When: February 07, 2019 2:00-3:00 PM

Duration: 1 hour

Certification: RPA-certified


Pricing

Individual Registration: Free to SAA members; not available to non-members

Group Registration: 


Both instructors are employed as full time permanent CRM archaeologists, with different backgrounds, years of experience, and regional specializations. Sarah Herr has 20+ years of CRM experience in the US Southwest and has a Ph.D. level education. LK Schnitzer has 5+ years of CRM experience in the US Southeast and an M.A. level education. Their different backgrounds will allow the instructors to cover topics from multiple perspectives for a well-rounded seminar.

This seminar provides a crash course in how to prepare for a job in CRM archaeology. It will begin by defining Cultural Resources Management, the laws that regulate it, and the types of archaeology jobs it necessitates. The seminar will then split into separate discussions about temporary vs. permanent jobs in CRM, with a focus on educational and professional prerequisites, technical skills, where to look for employment, how to attract an employer’s attention, and how CRM archaeology varies across the country and by phase.  The instructors will also provide resources on the importance of non-technical or “soft” skills and safe and respectful workplaces.

  1. Introduce anthropology/archaeology students to the field of CRM
  2. Help students decide if CRM is a career path they are interested in
  3. Provide information about education and skills necessary to attain a job in CRM

The Context and Consequence of Sexual Harassment in Archaeology

Registration Closed!

The Context and Consequence of Sexual Harassment in Archaeology

When: January 29, 2019 3:00-4:00 PM

Duration: 1 hour

Certification: RPA-certified


Pricing

Individual Registration: Free to SAA members; not available to non-members

Group Registration: 

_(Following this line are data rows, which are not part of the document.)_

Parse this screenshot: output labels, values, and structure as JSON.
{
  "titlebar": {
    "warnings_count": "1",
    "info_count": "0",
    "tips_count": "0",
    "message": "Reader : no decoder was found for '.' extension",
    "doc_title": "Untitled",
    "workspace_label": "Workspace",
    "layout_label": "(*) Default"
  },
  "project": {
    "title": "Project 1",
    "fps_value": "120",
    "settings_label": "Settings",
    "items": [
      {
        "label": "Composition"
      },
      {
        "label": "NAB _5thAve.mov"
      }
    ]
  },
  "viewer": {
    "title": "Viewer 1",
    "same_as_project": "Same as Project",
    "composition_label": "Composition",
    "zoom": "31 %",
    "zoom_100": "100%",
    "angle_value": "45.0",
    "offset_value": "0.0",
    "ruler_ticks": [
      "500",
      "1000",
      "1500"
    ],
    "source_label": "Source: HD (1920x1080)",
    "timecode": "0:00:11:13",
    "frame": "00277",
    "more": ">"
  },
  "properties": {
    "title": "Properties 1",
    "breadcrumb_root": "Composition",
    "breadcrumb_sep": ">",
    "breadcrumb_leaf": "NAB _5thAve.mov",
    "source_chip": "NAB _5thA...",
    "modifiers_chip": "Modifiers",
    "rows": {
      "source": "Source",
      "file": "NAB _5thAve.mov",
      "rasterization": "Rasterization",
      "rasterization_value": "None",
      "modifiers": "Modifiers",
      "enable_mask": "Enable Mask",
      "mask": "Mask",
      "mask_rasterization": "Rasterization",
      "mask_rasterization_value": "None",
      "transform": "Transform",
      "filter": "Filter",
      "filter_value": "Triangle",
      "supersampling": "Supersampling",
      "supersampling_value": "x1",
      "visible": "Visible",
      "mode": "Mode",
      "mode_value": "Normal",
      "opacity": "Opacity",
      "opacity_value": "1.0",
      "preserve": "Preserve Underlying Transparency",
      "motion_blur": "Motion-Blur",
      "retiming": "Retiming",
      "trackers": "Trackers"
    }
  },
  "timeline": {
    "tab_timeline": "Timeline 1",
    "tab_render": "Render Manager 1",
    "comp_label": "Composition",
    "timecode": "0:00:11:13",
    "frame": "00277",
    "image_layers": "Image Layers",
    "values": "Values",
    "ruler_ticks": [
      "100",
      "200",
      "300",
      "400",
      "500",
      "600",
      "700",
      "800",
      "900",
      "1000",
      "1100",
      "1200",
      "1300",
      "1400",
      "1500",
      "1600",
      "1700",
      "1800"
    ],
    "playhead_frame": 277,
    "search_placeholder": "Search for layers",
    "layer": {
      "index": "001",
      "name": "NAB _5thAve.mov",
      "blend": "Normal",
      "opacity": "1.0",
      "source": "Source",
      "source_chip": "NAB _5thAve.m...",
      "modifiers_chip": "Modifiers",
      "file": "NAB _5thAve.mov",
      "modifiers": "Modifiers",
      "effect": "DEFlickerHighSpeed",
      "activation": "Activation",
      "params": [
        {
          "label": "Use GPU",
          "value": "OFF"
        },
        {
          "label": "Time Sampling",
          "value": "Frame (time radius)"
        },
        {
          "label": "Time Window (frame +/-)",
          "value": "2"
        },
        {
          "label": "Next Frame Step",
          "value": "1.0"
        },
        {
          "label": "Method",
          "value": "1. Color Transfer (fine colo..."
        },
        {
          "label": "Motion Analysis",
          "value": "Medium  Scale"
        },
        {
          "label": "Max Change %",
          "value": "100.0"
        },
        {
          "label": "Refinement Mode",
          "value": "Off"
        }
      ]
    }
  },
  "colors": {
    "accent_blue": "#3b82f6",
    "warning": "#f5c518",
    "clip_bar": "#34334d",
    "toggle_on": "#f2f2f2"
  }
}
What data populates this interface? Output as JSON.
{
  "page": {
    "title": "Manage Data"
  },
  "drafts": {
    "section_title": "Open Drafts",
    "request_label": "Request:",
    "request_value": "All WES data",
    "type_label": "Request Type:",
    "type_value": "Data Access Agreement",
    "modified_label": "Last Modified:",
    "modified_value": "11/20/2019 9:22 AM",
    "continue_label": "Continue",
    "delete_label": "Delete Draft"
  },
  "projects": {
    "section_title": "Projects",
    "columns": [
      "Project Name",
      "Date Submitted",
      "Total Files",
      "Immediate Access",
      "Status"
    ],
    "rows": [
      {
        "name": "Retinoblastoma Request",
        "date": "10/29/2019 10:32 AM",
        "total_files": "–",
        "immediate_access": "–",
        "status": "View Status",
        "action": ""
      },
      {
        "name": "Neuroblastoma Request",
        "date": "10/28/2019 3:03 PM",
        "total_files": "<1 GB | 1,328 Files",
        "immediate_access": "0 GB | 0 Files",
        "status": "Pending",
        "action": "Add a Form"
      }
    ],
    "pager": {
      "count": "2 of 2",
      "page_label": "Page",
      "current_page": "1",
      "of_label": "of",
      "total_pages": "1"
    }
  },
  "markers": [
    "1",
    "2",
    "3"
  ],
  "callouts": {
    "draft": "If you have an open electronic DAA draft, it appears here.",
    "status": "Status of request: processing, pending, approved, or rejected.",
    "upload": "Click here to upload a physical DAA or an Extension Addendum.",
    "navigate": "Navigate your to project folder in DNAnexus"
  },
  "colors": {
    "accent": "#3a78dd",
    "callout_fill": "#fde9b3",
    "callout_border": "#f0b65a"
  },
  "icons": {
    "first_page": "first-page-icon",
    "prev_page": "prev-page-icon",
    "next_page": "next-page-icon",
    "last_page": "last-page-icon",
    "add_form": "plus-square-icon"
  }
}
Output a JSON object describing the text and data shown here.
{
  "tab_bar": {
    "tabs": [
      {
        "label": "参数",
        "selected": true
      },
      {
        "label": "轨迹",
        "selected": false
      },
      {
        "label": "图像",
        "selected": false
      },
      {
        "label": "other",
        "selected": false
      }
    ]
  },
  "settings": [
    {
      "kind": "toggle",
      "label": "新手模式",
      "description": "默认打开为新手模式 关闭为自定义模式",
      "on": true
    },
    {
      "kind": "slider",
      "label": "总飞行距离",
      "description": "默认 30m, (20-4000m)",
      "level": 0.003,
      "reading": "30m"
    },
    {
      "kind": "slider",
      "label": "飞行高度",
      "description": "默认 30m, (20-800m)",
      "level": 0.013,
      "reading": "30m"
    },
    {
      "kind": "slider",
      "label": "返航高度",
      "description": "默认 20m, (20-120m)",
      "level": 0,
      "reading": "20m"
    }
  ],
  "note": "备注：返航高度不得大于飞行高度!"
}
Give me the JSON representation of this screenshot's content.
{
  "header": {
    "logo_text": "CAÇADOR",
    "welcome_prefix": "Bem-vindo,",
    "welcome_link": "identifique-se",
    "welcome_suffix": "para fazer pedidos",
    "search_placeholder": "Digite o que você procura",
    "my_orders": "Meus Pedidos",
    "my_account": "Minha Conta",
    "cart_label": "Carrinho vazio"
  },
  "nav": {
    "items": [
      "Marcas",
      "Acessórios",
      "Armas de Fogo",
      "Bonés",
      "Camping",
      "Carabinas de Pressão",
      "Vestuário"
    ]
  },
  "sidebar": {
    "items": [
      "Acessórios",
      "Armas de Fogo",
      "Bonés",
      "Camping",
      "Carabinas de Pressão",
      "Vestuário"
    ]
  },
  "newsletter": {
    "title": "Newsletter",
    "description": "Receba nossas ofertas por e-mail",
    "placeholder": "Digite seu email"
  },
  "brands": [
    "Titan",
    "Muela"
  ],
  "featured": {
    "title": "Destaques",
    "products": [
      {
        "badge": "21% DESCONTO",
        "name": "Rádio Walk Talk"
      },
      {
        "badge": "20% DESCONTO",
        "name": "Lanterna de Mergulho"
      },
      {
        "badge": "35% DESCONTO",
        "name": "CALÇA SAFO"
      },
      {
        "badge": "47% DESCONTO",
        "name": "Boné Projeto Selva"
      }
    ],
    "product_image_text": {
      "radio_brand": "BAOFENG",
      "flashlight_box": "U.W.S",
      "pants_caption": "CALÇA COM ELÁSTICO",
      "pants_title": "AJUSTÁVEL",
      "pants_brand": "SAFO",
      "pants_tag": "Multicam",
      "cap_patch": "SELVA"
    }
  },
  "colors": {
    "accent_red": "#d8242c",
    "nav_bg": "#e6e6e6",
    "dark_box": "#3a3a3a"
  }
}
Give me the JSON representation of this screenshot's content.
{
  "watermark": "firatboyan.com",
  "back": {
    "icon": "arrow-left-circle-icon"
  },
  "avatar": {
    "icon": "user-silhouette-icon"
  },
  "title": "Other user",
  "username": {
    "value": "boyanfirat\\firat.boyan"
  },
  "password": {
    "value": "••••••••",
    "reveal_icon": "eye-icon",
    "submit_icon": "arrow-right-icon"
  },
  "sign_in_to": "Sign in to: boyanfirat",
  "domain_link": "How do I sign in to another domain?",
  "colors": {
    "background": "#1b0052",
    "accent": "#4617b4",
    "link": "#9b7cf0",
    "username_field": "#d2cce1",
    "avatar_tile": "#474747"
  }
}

Maureen Meyers is an assistant professor at the University of Mississippi in the Department of Sociology and Anthropology. Prior to working in academia, she worked as a Principal Investigator for three different CRM firms for 7 years, and she has also worked at the Florida Museum of Natural History, the National Park Service, the National Forest Service, and the Savannah River Archaeological Research Plant as an archaeologist. In 2013, she initiated the Southeastern Archaeological Conference (SEAC) Sexual Harassment Survey and formed a committee to assist in creating and implementing the survey and analyzing the data. The survey opened in 2014, and the results published in the SEAC Newsletter and most recently in Advances in Archaeological Practice. As a result of this work, Dr. Meyers has also served on the SAA Sexual Harassment Survey Committee and served as a Peer Reviewer for the National Park Service Sexual Harassment Survey and report on the survey results. She is also the President-Elect of SEAC. Her research focuses on chiefly frontiers, Mississippian societies, craft production, and settlement.

Although there is a long-standing history of harassment in archaeology, recent surveys have quantified the rate of harassment and assault and the effects on women’s careers for the first time. Based on these data, sexual harassment and assault appear to be one important reason women leave the field. Harassment and assault may also contribute to the recently documented decreased publication and grant submission rates by women. This course will provide an overview of the results of the 2014 Southeastern Archaeological Conference (SEAC) Sexual Harassment Survey. It discusses the consequences of harassment and assault on the field of archaeology in general. It concludes with a discussion of education programs and proposed grievance procedures to decrease and mitigate sexual harassment and assault within archaeology.

  1. Understand the need for sexual harassment and assault surveys in archaeology
  2. Learn about the rate of harassment and assault as quantified in the 2014 SEAC survey and understand the long-term effects of this on women’s careers and the discipline as a whole
  3. Learn possible procedures to mitigate and decrease the rates of harassment and assault in archaeology